Michael Hancock will be the 45th mayor of Denver.  The two term city councilman beat former State Senator Chris Romer easily last night to take the city’s top job.  Colorado Public Radio’s Ben Markus reports. 

 


 

 

A campaign that lasted more than a year was over quickly last night.  Moments after the first batch of votes were counted, Hancock had a commanding lead, and just after 8pm Romer had conceded. 

Hancock took to the stage to address a room full of jubilant supporters -- reinforcing his message of inclusiveness.

Hancock: I’m excited and honored to be the one to work with you to bring our city together.

On the stage behind Hancock were dozens of supporters -- outgoing mayor Bill Vidal, former Governor Bill Ritter, and former mayor Wellington Webb.  Hancock proceeded to outline his priorities for the city.

Hancock: We will begin out work now to recruit new businesses and jobs to Denver, to create our Denver education compact, to deliver our balanced budget to our city council in September, and begin to restore the public trust in the public...in the police department.

And now he has the mandate to tackle some of these problems. 

It was clear from public polls leading up to the election that Hancock had a good chance of winning.  But Paul Teske a professor of Political Science at CU-Denver said he was surprised by the large margin of victory.  He says there weren’t any big issues dividing the candidates.

Teske: Both candidates had pretty similar ideas on the issues, and in a lot of ways then I think it became more of a personality referendum on the issues.

That was true for Anne Murdock who voted for Hancock.  Earlier in the day she was at the Washington Park Rec Center to drop off her ballot.

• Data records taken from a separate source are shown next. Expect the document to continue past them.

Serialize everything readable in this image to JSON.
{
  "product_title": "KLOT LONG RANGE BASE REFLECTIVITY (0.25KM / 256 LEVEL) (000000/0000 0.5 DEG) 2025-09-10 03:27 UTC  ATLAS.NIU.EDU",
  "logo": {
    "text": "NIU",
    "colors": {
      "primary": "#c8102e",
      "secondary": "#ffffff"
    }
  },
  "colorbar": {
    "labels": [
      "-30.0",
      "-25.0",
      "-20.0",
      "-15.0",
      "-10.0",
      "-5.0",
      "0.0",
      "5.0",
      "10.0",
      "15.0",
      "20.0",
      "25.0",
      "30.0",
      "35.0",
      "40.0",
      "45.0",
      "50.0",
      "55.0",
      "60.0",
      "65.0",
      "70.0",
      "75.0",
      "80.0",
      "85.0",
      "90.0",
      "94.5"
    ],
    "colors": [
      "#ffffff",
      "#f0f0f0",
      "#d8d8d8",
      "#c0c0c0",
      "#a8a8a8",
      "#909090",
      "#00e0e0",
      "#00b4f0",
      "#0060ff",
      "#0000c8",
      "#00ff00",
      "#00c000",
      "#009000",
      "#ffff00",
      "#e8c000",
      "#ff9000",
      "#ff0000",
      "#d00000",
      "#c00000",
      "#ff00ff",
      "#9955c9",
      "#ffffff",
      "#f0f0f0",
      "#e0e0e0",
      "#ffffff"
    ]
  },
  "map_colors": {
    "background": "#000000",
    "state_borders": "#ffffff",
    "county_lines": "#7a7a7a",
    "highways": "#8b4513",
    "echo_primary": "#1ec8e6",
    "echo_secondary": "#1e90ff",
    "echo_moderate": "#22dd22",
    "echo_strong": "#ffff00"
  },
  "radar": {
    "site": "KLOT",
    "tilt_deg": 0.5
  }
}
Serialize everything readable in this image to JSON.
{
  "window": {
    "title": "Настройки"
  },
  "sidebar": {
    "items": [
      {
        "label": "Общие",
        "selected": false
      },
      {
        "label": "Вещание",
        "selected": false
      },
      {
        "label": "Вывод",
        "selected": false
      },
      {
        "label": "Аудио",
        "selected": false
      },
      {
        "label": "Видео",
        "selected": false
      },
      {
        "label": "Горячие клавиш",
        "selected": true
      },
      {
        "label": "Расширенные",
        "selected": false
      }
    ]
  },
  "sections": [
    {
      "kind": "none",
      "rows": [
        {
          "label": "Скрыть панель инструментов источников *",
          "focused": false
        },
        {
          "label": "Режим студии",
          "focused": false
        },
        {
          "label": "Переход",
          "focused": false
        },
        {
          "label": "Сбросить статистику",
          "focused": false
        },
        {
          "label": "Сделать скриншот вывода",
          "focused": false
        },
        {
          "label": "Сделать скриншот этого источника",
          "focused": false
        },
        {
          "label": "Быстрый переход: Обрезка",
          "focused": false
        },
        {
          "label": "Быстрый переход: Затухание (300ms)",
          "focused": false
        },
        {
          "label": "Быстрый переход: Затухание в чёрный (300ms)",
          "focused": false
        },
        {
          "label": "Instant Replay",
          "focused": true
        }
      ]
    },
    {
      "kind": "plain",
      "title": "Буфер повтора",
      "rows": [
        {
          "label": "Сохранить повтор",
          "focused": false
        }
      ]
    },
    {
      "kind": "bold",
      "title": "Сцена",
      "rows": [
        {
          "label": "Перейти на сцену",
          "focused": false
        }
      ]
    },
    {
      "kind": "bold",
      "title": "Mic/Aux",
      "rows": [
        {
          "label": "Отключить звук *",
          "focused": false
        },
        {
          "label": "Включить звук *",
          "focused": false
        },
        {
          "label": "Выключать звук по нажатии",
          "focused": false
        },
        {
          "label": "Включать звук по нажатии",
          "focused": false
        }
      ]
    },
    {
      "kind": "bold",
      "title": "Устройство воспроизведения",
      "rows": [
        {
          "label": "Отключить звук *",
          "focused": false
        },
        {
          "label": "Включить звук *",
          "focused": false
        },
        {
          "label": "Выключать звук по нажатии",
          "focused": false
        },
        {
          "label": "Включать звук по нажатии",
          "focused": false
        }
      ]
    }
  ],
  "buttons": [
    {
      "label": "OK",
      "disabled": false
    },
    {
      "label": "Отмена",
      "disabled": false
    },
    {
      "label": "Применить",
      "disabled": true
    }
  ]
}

Murdock: I have a tremendous amount of respect for him. I respect what he has done in his career, I think he’s very smart, full of integrity, has great principals and policies and I also admired his positive campaigning.

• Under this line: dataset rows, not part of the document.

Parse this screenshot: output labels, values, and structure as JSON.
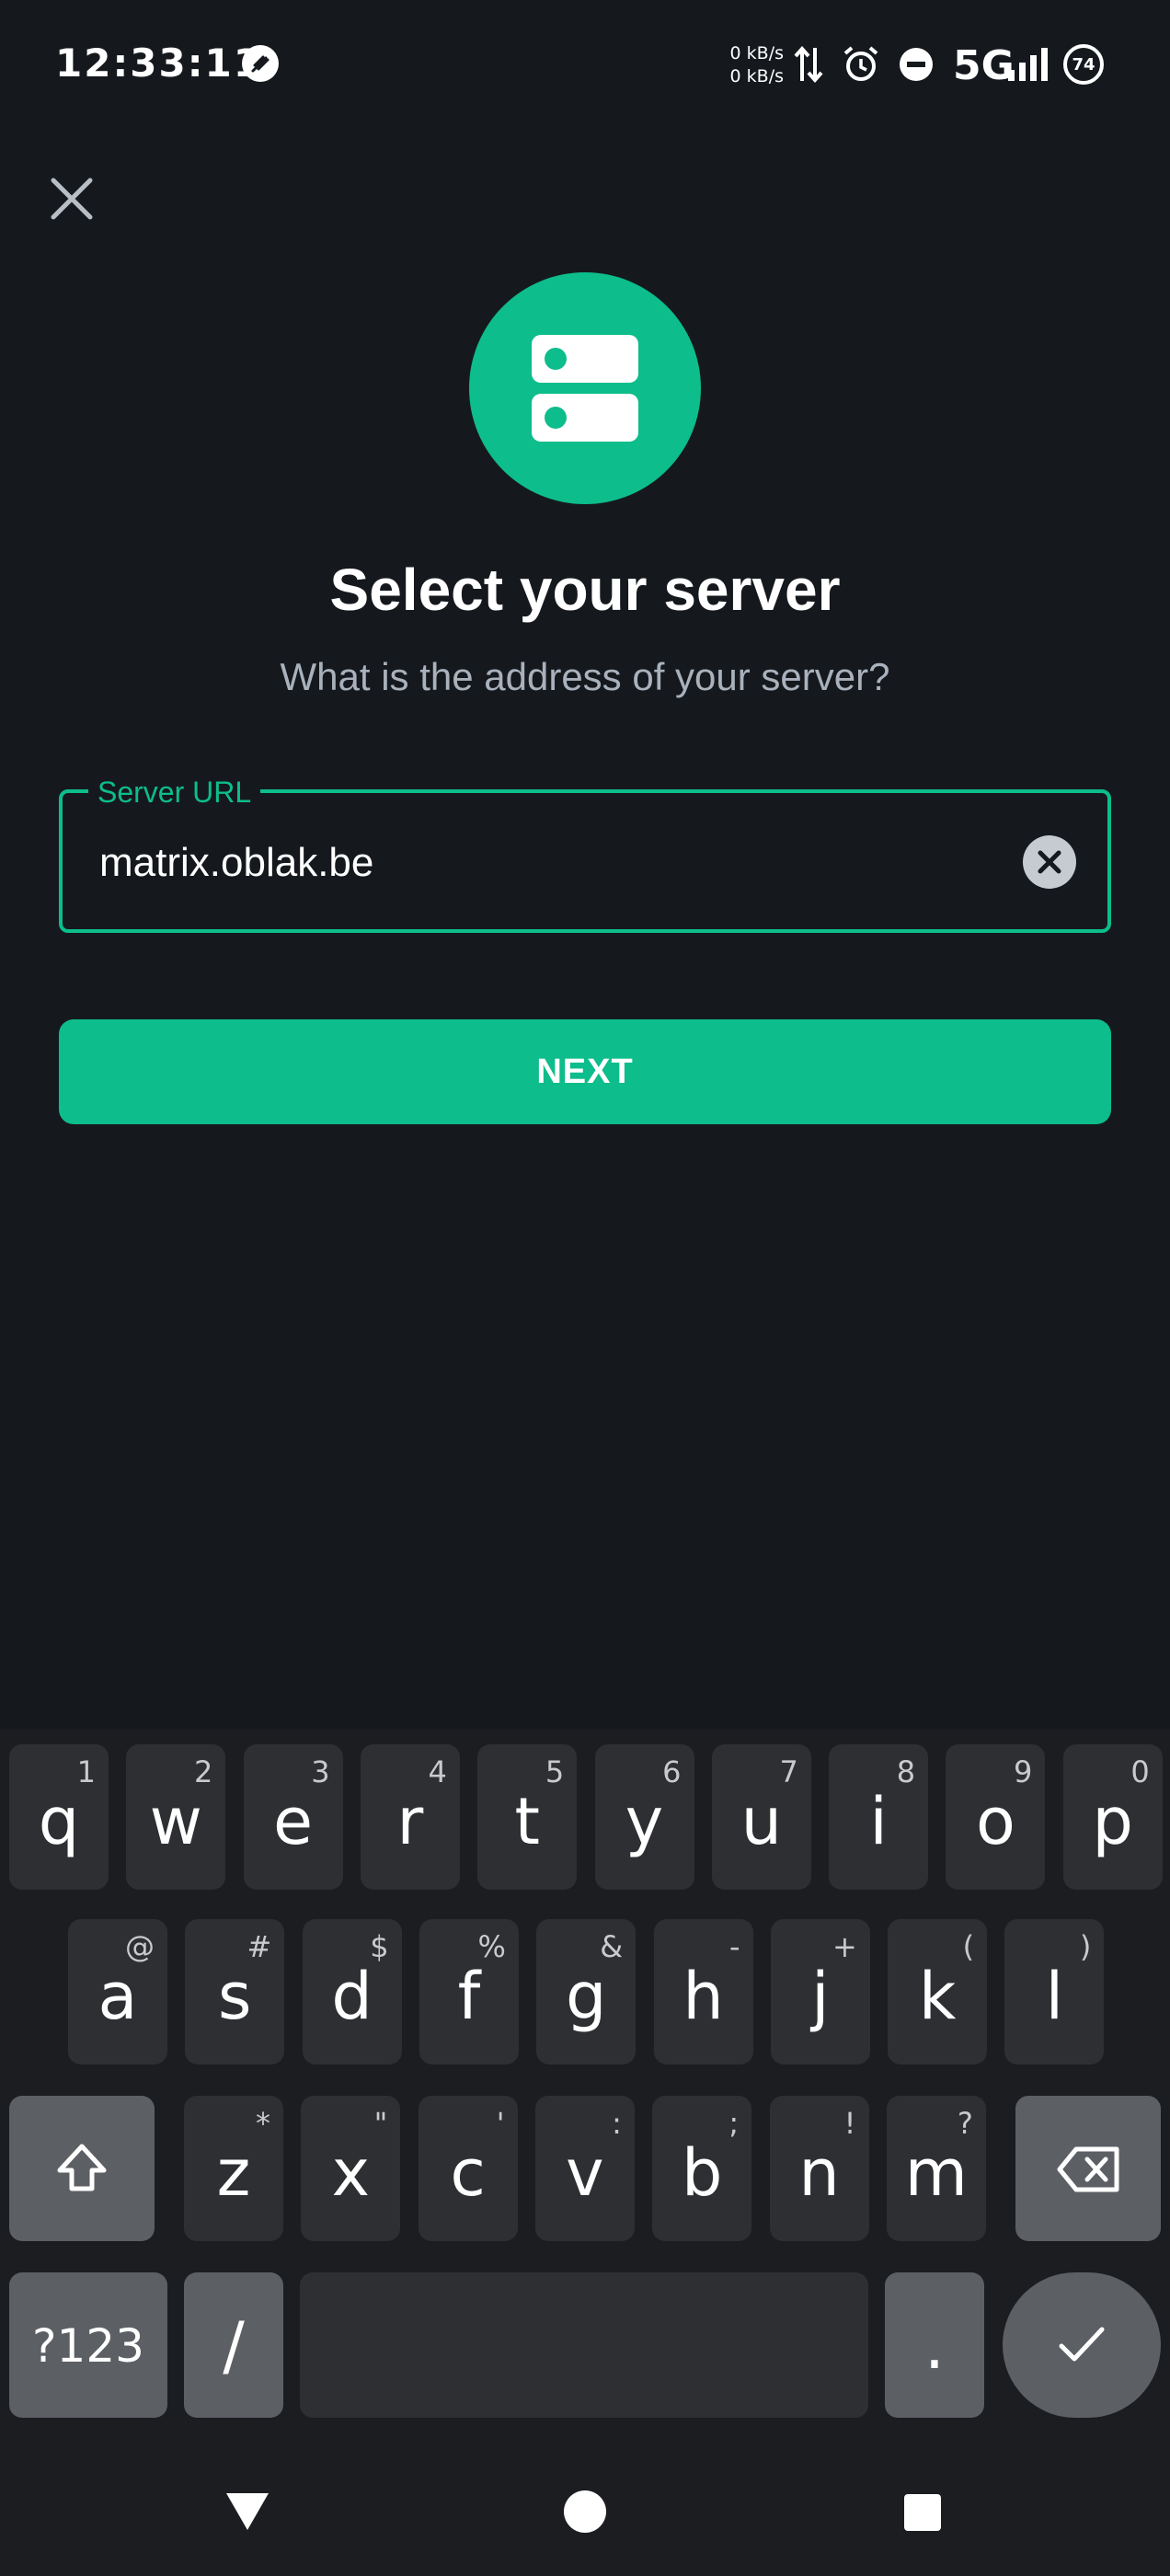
{
  "status_bar": {
    "time": "12:33:11",
    "speed_up": "0 kB/s",
    "speed_down": "0 kB/s",
    "network": "5G",
    "battery": "74"
  },
  "screen": {
    "title": "Select your server",
    "subtitle": "What is the address of your server?",
    "server_field": {
      "label": "Server URL",
      "value": "matrix.oblak.be"
    },
    "next_label": "NEXT"
  },
  "keyboard": {
    "row1": [
      {
        "key": "q",
        "hint": "1"
      },
      {
        "key": "w",
        "hint": "2"
      },
      {
        "key": "e",
        "hint": "3"
      },
      {
        "key": "r",
        "hint": "4"
      },
      {
        "key": "t",
        "hint": "5"
      },
      {
        "key": "y",
        "hint": "6"
      },
      {
        "key": "u",
        "hint": "7"
      },
      {
        "key": "i",
        "hint": "8"
      },
      {
        "key": "o",
        "hint": "9"
      },
      {
        "key": "p",
        "hint": "0"
      }
    ],
    "row2": [
      {
        "key": "a",
        "hint": "@"
      },
      {
        "key": "s",
        "hint": "#"
      },
      {
        "key": "d",
        "hint": "$"
      },
      {
        "key": "f",
        "hint": "%"
      },
      {
        "key": "g",
        "hint": "&"
      },
      {
        "key": "h",
        "hint": "-"
      },
      {
        "key": "j",
        "hint": "+"
      },
      {
        "key": "k",
        "hint": "("
      },
      {
        "key": "l",
        "hint": ")"
      }
    ],
    "row3": [
      {
        "key": "z",
        "hint": "*"
      },
      {
        "key": "x",
        "hint": "\""
      },
      {
        "key": "c",
        "hint": "'"
      },
      {
        "key": "v",
        "hint": ":"
      },
      {
        "key": "b",
        "hint": ";"
      },
      {
        "key": "n",
        "hint": "!"
      },
      {
        "key": "m",
        "hint": "?"
      }
    ],
    "symbols_label": "?123",
    "slash_label": "/",
    "period_label": "."
  },
  "icons": {
    "close": "close-icon",
    "server": "server-icon",
    "clear": "clear-circle-icon",
    "shift": "shift-icon",
    "backspace": "backspace-icon",
    "done": "checkmark-icon",
    "nav_back": "triangle-back-icon",
    "nav_home": "circle-home-icon",
    "nav_recents": "square-recents-icon"
  },
  "colors": {
    "accent": "#0dbd8b",
    "background": "#15191e",
    "subtitle": "#a9b2bc"
  }
}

Hancock introduced himself to Denver voters with an ad campaign designed by a political consultant who worked on President Barack Obama’s campaign.  It emphasized his difficult upbringing and hopeful message.  Romer meanwhile took heat for airing negative ads that questioned Hancock’s vote to raise city council pay.  Romer eventually pulled the commercial.

For his part, Romer urged his supporters to unite behind the mayor-elect because the city faces many challenges -- like high unemployment, low graduation rates, and a looming budget deficit.

Romer: We have some work to do. That's why it's important that we all immediately join mayor-elect Michael Hancock to address these changes. Denverites are problem solvers – you all have proved it, we need to join together.

Romer ran the most expensive political race in Denver history.  He loaned the campaign nearly $700,000.  And Romer had a chance capture the Latino vote with an endorsement of former mayor Federico Pena and former candidate James Mejia.  But in the end neither brought in enough votes to make a difference.

Hancock now turns his attention to being mayor.  Most importantly, the city must grapple with a 100-million dollar budget shortfall.

Hancock: And we’ll work together to understand what the menu of options are going forward so we can present a balanced budget to city council in September.

Tough choices are looming -- serious cuts to city services or tax increases may be needed.  But -- for now -- he gets to savor the victory.

 

[Photo Courtesy of Hancock Campaign]